On October 2 the Senate Foreign Relations Committee held a public hearing on former White House aide Peter Flanigan's nomination by President Ford to be US ambassador to Spain. Even before it was officially announced the Flanigan nomination had stirred up opposition among Senate Democrats such as Majority Whip Robert Byrd and Thomas Eagleton. Byrd was bothered by Flanigan's role in the unusual settlement of the ITT antitrust case, and Eagleton had encountered Flanigan while investigating White House pressures on the Environmental Protection Agency.
At 10:45 the morning of June 4, Sen, Edward M. Kennedy's appearance at the back of the Fontainebleau Hotel ballroom set off a wave of excitement among the 1600 delegates to the International Ladies' Garment Workers' Union annual convention. He had arrived in Miami Beach three hours earlier, having flown all night across the country from a day in Seattle at the national governors' conference. He looked fresh.

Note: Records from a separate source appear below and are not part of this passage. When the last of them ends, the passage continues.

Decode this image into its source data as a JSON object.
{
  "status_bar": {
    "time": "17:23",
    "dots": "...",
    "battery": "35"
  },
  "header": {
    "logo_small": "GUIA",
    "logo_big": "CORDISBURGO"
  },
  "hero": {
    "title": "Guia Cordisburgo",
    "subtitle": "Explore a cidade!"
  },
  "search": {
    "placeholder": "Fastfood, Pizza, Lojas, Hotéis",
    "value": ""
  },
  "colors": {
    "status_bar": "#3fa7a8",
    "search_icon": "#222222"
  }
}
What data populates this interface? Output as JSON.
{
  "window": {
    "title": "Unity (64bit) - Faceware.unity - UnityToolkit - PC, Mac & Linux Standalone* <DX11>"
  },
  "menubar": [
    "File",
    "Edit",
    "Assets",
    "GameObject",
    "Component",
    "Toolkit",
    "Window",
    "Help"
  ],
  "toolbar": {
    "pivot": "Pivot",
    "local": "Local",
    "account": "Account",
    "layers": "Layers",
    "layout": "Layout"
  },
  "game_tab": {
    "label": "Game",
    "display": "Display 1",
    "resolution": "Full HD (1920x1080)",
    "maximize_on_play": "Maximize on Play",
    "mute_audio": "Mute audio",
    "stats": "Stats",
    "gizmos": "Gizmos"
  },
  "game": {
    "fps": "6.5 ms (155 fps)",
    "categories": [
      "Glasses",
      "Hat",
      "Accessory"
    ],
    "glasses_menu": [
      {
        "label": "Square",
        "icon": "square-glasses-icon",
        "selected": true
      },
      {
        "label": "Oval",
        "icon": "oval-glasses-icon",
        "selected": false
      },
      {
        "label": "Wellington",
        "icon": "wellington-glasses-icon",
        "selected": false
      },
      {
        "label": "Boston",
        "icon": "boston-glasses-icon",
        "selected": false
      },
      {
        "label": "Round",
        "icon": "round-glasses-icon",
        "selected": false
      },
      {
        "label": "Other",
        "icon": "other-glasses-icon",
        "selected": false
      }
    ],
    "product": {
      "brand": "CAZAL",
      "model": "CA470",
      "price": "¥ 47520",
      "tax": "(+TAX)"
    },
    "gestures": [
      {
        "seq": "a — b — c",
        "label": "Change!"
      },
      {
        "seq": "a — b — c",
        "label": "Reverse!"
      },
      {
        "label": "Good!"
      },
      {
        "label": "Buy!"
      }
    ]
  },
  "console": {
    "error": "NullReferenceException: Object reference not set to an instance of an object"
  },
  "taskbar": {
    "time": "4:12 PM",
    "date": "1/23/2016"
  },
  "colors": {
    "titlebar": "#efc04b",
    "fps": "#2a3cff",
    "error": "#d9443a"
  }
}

He had had a quick ocean swim, a breakfast meeting with friends among the ILGWU leadership, a closed-door meeting with liberal critics of his health bill compromise.
IN ANY congressional investigation, particularly one ranging as broadly as the Ervin Select Senate Committee to Investigate the 1972 Presidential Election, there are bound to be loose ends — conflicts in testimony that never get resolved, leads to other witnesses who never are called to testify, and facts relating to events or activities that are important but not directly related to the main substance of the inquiry and thus never fully developed.